Russian Minister of Energy: Russia, Saudi Arabia begin new stage of energy cooperationBusiness & Economy October 23, 17:32
Russia not ready to say whether it will cut oil production or freeze itBusiness & Economy October 23, 17:29
Experts probing into situation around cyberattack on Russian foreign ministry’s websiteRussian Politics & Diplomacy October 23, 17:05
BERLIN, December 13 /TASS/. German Chancellor Angela Merkel has welcomed the Paris Agreement reached at the climate change summit after two weeks of intense negotiations. "The deal agreed today will oblige the entire global community to act against global climate change," Merkel said in Berlin late on Saturday.
"Despite the fact that a great deal of work is still lying ahead, it is a sign of hope that we will be able to preserve conditions for living for billions of people in future," the chancellor stressed. She thanked French President Francois Hollande for preparing the climate change conference. Paris, according to Merkel, will always be associated with this historical event.
Barbara Hendricks, Germany’s minister for the environment, nature conservation, building and nuclear safety, described the Paris deal as a "turning point in history."

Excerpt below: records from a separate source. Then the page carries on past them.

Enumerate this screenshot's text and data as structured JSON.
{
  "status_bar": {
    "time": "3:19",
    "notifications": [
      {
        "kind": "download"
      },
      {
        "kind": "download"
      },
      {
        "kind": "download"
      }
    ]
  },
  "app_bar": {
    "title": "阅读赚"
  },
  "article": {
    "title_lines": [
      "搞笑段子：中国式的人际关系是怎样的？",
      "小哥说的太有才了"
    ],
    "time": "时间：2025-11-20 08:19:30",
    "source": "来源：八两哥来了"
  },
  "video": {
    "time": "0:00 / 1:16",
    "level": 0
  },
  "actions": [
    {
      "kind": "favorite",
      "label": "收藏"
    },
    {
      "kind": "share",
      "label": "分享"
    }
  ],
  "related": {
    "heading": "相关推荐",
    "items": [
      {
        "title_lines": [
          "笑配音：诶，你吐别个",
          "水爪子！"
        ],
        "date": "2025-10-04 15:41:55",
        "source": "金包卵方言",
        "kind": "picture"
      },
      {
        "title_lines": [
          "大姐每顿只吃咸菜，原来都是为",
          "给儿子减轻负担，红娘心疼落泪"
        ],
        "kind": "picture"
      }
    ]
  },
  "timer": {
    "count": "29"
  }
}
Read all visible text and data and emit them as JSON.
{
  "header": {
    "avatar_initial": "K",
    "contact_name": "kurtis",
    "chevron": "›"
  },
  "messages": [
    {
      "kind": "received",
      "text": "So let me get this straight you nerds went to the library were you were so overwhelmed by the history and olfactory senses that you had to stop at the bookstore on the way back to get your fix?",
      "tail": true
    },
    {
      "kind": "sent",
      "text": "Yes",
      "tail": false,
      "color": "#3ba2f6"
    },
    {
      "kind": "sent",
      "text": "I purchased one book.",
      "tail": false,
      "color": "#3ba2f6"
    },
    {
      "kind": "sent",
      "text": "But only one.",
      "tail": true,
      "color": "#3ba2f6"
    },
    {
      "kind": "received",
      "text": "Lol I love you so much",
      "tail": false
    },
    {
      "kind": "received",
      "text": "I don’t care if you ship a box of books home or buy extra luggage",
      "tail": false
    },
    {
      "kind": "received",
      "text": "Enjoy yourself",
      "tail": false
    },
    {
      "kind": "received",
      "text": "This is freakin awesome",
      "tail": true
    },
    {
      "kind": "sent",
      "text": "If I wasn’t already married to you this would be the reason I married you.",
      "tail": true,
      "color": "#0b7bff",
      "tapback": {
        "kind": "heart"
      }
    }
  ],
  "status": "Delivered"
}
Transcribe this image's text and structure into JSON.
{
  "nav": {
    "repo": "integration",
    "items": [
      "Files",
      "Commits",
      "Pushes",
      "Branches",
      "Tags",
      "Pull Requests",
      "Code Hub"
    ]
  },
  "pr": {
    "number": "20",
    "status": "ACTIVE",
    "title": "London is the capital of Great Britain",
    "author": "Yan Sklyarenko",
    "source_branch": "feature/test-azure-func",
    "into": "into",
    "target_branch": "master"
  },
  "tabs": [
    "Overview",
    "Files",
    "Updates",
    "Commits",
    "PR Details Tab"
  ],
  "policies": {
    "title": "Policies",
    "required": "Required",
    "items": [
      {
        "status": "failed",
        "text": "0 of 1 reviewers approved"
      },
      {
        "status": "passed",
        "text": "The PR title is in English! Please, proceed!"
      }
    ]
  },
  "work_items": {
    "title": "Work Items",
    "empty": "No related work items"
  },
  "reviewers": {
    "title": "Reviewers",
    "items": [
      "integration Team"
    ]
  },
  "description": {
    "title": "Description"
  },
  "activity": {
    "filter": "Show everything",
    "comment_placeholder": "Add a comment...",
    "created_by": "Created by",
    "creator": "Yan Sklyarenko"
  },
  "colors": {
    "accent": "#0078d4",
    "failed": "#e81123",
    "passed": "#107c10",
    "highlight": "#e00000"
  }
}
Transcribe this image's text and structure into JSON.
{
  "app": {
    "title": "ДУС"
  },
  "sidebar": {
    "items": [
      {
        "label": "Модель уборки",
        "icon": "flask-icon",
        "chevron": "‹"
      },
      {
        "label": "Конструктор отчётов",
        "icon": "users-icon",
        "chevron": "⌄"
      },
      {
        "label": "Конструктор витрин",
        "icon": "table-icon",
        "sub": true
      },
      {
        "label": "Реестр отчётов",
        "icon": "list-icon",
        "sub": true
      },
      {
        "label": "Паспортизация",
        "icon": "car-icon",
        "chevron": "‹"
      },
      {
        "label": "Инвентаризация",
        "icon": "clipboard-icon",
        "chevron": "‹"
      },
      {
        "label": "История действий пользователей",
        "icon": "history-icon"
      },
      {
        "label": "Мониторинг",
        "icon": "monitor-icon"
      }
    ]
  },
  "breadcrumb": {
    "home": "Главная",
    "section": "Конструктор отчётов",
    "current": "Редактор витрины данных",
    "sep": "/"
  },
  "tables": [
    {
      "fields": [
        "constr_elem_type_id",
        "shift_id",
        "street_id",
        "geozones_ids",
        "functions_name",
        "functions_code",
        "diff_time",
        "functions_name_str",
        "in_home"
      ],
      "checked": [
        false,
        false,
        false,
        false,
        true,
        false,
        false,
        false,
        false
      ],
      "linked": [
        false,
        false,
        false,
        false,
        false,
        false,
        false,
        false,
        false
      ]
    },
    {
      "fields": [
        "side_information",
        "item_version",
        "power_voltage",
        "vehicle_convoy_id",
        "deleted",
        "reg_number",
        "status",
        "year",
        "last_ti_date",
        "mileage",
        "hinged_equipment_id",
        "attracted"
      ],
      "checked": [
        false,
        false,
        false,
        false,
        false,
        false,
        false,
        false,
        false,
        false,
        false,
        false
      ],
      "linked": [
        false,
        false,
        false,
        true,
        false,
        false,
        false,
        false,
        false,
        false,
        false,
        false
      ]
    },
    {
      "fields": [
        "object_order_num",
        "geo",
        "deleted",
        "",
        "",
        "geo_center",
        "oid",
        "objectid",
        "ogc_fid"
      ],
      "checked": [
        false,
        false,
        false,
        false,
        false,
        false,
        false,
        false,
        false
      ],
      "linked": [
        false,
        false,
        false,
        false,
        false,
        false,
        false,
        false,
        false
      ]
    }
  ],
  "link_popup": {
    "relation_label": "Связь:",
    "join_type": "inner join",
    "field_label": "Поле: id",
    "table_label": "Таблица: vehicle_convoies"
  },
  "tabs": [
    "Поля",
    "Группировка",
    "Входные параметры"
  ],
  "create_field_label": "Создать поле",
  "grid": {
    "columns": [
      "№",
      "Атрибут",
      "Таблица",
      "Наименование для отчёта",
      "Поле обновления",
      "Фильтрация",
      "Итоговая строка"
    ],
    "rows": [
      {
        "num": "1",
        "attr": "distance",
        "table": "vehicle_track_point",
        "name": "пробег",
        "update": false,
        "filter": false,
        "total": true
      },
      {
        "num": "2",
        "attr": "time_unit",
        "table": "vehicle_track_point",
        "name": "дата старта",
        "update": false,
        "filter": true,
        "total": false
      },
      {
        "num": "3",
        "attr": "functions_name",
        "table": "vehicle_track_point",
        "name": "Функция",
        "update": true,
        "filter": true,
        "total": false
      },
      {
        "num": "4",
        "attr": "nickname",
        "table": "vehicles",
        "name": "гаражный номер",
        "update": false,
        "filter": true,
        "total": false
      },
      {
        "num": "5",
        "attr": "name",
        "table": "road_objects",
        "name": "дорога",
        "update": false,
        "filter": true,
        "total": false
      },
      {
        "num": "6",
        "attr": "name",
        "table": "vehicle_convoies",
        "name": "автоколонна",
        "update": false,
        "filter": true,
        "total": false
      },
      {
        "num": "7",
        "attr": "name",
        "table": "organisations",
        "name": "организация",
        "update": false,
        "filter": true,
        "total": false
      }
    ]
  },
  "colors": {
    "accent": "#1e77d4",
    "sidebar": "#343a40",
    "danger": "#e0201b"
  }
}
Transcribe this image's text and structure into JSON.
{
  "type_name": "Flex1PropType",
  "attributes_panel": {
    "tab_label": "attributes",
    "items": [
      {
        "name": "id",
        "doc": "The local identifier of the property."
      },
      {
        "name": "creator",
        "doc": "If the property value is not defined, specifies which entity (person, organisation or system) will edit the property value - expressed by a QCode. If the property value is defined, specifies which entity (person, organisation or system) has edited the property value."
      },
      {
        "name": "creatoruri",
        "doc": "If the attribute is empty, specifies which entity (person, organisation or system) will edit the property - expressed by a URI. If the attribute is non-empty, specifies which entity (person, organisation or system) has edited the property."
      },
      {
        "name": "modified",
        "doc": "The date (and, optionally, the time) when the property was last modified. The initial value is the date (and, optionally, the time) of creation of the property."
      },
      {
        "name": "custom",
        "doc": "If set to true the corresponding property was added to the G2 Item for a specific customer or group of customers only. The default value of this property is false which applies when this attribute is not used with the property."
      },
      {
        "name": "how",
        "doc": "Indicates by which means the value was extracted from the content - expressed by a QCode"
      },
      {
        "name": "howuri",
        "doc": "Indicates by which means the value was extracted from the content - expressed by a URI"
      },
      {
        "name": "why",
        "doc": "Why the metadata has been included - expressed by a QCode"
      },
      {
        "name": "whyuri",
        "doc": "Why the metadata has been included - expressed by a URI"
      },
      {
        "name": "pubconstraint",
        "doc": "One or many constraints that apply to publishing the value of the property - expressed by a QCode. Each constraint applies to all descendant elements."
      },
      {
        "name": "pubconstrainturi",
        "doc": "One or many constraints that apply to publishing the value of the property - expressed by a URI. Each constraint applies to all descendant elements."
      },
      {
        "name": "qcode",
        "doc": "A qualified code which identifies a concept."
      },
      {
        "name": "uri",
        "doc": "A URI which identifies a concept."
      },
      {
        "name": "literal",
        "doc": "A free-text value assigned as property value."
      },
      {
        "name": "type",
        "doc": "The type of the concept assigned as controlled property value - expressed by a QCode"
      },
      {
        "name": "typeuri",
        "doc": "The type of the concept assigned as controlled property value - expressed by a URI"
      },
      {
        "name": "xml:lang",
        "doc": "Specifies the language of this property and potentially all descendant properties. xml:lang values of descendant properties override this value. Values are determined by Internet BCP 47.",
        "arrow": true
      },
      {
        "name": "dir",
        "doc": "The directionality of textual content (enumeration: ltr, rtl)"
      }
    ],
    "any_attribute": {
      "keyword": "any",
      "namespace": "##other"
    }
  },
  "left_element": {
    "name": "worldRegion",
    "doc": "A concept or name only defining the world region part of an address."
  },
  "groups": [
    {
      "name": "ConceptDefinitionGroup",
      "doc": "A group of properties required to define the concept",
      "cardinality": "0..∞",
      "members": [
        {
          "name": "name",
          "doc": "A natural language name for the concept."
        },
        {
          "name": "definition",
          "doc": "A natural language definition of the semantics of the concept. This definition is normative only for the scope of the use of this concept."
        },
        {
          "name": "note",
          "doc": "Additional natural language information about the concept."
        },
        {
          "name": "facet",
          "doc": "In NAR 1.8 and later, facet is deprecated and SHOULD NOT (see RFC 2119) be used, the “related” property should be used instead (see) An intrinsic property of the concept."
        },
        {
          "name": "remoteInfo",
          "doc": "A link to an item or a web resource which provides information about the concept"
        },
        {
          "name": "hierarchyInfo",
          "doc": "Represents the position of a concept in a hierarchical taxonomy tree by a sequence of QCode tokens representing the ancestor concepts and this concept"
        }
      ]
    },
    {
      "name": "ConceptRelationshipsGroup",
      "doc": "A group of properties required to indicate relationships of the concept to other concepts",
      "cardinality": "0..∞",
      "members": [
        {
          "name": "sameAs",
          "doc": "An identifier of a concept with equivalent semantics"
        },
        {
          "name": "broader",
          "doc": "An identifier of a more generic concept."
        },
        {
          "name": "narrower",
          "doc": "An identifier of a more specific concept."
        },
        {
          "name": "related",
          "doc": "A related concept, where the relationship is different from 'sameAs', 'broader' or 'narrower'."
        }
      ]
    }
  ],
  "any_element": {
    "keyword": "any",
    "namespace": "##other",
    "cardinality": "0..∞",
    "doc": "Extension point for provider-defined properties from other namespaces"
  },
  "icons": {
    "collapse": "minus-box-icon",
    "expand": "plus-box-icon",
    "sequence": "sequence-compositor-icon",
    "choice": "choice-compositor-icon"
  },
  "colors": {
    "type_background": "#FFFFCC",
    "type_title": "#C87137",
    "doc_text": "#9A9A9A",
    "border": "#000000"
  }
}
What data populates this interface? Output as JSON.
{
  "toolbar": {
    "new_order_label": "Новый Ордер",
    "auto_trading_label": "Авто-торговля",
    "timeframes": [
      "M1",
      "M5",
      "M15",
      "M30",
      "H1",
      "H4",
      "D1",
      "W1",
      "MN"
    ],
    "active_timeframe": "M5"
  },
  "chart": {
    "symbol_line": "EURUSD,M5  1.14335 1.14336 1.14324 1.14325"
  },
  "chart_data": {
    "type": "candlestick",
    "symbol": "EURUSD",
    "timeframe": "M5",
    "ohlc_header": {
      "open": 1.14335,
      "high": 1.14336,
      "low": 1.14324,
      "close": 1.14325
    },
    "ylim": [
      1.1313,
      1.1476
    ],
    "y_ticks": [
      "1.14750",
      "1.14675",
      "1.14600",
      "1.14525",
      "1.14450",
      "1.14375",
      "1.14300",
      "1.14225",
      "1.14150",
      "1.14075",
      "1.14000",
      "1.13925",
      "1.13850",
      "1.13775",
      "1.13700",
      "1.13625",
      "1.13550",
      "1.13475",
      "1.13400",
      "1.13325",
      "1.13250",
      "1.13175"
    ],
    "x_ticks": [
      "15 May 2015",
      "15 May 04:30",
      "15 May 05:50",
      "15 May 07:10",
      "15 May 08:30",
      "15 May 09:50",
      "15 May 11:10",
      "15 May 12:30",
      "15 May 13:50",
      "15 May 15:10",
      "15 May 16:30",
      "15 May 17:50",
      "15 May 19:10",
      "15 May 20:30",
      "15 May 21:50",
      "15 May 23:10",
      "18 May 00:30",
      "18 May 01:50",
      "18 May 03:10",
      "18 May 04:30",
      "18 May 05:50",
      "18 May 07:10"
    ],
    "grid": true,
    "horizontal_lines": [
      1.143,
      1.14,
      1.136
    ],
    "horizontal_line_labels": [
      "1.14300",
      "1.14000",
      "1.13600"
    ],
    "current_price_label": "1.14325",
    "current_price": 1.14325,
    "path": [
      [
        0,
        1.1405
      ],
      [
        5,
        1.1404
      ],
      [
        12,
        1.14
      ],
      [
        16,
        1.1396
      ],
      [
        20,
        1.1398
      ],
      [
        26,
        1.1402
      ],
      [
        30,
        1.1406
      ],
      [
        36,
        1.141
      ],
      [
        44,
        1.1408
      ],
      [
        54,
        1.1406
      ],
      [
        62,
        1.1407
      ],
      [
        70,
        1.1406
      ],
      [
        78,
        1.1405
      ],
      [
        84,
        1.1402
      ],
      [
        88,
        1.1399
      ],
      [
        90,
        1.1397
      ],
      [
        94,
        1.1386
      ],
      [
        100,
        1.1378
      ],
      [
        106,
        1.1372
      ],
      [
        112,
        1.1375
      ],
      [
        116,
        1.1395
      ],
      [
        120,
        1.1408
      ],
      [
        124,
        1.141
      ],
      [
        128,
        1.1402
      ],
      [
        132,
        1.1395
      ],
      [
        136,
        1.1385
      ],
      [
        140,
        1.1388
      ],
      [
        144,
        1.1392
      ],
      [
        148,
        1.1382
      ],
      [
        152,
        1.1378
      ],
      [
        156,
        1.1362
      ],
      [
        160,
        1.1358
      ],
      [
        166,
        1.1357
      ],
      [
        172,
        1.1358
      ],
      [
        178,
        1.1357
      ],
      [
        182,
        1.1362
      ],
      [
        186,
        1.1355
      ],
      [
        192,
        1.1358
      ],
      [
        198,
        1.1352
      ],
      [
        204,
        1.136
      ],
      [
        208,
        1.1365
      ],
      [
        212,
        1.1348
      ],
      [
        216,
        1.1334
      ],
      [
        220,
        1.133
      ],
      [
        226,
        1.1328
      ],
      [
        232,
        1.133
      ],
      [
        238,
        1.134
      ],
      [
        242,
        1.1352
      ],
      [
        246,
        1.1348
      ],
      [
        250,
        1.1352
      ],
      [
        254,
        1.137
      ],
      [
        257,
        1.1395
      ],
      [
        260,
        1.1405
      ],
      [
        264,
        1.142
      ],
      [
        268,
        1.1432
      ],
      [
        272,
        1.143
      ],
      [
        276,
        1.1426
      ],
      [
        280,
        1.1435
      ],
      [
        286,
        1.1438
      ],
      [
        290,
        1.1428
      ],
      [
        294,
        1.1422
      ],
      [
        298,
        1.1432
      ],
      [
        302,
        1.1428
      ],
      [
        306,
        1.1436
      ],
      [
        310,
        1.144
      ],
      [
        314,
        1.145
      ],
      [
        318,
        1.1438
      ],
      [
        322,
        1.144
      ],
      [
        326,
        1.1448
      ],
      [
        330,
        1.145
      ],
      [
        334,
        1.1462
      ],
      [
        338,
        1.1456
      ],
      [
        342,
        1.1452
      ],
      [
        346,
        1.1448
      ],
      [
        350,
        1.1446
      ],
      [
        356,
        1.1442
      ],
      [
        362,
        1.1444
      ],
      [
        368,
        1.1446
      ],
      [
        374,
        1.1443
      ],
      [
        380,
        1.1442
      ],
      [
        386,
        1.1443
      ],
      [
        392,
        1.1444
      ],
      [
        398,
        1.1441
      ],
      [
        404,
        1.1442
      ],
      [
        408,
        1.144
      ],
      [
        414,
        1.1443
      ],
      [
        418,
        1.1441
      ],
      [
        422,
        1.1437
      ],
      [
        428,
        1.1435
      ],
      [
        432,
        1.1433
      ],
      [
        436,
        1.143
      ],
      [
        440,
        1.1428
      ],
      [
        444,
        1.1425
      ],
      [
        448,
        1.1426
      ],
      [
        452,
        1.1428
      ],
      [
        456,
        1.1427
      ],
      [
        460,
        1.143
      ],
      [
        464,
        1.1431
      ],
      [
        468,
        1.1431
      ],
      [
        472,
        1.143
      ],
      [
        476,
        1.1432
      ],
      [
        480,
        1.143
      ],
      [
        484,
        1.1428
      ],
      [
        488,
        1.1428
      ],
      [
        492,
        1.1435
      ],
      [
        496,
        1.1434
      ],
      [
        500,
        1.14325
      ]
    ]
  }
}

On Saturday, 195 countries members of the 2015 United Nations Climate Change Conference adopted an agreement designed to cut greenhouse gas emissions and keep global temperature increase "well below" 2C and to pursue efforts to limit it to 1.5C in relation to the average temperature of the pre-industrial era. Scientists believe that more considerable temperature rises may lead to irreversible consequences for the planet’s environment. The Paris Agreement is to replace the Kyoto Protocol after 2020.